§ **Task details**
Only the lines holding "Enter" are wanted here; copy each from the listing.

§ **Data**

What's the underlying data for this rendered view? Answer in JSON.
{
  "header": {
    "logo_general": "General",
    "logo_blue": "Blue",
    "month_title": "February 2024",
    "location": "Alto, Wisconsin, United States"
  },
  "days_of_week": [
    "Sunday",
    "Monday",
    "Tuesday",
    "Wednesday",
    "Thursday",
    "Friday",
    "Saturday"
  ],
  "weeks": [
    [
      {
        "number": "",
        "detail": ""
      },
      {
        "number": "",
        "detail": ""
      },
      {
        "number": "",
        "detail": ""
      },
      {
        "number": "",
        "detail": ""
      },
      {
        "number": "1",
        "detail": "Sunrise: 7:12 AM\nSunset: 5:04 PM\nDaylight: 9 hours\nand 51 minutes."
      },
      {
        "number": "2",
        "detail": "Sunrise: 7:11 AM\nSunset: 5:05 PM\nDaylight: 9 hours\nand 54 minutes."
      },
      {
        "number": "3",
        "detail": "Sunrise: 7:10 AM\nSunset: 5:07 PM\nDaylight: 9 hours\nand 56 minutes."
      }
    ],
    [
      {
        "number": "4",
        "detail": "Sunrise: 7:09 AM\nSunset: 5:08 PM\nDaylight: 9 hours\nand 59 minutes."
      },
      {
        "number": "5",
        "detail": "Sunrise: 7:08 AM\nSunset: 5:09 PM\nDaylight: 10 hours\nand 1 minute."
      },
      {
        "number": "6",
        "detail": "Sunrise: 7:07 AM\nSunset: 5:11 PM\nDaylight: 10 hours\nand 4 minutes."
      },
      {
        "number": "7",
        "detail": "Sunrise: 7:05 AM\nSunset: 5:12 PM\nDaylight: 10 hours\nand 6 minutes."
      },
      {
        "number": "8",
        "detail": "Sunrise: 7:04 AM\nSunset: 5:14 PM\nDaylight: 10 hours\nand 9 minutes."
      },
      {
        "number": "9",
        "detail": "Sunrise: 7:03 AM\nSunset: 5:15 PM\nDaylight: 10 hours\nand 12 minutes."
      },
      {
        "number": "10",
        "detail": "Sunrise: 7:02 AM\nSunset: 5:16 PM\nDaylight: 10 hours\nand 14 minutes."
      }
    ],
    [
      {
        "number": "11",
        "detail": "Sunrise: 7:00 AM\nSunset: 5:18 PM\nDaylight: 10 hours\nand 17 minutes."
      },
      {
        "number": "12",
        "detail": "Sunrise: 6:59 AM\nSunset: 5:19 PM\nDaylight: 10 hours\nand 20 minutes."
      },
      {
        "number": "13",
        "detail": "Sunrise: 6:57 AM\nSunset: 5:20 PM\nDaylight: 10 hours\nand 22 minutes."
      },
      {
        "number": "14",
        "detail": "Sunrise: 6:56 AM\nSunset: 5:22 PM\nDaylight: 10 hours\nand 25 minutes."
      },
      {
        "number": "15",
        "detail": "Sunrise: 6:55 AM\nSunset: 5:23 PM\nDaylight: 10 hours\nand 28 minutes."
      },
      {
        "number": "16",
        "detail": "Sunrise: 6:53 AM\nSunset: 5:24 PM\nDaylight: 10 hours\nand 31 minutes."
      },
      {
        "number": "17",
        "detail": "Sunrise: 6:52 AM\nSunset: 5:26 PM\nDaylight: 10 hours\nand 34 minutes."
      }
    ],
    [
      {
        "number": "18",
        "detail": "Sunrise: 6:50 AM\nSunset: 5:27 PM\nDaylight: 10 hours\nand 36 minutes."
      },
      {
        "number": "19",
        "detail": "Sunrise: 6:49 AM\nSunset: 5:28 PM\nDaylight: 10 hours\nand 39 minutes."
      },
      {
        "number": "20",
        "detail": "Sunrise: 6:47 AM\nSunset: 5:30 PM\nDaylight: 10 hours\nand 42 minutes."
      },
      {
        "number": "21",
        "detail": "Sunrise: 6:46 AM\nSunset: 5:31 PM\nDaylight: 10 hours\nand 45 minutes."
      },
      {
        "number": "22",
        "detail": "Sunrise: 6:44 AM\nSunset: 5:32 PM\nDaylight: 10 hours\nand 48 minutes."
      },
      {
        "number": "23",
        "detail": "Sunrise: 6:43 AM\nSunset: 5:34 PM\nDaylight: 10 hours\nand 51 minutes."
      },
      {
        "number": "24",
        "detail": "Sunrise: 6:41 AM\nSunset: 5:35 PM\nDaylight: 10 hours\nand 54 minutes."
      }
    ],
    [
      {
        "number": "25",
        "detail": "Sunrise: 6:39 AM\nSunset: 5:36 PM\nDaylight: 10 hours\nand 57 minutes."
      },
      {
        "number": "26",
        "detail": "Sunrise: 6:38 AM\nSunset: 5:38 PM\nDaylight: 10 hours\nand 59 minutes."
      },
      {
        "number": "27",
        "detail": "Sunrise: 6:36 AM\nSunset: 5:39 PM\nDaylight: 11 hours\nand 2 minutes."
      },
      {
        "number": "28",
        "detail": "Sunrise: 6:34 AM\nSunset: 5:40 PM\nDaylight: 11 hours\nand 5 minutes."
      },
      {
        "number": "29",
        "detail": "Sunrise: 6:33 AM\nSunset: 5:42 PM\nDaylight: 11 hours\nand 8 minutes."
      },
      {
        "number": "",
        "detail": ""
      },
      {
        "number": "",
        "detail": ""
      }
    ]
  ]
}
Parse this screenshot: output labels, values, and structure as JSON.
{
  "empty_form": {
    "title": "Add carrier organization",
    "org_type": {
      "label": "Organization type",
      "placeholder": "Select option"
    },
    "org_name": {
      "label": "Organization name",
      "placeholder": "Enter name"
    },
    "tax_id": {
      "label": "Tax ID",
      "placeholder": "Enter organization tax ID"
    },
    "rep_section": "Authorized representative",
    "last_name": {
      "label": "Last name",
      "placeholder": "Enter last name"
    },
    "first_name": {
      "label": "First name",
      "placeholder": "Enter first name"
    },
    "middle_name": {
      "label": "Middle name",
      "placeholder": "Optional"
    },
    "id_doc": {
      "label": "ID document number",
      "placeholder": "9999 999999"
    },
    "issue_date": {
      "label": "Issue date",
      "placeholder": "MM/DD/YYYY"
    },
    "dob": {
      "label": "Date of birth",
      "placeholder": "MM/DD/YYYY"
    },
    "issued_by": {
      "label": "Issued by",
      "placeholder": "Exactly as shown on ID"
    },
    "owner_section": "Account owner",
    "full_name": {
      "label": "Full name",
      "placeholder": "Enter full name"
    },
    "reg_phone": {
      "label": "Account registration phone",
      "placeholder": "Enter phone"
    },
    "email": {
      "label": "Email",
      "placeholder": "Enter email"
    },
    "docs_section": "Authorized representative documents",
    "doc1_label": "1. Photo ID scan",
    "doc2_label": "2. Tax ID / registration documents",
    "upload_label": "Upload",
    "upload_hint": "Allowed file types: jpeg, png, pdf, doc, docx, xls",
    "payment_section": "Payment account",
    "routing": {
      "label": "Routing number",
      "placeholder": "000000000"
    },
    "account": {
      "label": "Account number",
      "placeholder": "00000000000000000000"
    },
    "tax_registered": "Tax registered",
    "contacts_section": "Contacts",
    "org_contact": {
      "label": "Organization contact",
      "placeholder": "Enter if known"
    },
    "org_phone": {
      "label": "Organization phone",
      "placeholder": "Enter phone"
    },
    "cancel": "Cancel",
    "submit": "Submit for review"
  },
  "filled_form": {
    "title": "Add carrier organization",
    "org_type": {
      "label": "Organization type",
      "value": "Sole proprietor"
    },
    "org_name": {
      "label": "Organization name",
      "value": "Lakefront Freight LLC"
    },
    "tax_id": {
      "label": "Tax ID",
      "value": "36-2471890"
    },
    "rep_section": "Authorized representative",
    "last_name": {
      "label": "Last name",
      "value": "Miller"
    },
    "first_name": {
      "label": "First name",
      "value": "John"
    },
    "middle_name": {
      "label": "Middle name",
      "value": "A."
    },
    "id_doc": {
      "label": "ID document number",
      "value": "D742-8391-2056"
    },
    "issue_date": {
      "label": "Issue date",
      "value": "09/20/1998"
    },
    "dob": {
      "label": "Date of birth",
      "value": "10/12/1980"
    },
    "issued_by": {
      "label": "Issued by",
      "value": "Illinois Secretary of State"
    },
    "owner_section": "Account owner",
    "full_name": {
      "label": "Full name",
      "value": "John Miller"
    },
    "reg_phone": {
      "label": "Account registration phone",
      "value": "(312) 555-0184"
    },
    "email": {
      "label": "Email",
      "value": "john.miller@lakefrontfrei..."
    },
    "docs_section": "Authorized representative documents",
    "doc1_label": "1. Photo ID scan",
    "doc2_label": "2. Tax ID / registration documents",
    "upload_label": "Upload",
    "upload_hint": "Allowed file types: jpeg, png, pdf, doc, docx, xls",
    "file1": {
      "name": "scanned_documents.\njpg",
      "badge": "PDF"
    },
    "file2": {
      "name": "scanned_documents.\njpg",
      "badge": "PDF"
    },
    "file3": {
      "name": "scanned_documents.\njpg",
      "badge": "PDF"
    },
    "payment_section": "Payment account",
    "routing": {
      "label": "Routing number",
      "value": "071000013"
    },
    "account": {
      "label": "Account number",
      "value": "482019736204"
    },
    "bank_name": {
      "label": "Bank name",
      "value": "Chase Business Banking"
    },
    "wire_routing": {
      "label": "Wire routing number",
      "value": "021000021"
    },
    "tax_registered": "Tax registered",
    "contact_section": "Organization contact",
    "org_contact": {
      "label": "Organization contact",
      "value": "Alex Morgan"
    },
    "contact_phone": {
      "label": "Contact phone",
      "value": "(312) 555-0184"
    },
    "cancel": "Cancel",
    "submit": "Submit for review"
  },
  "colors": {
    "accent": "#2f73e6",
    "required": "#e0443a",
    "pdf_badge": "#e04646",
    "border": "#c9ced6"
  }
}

§ **Written solution**
      "placeholder": "Enter name"
      "placeholder": "Enter organization tax ID"
      "placeholder": "Enter last name"
      "placeholder": "Enter first name"
      "placeholder": "Enter full name"
      "placeholder": "Enter phone"
      "placeholder": "Enter email"
      "placeholder": "Enter if known"
      "placeholder": "Enter phone"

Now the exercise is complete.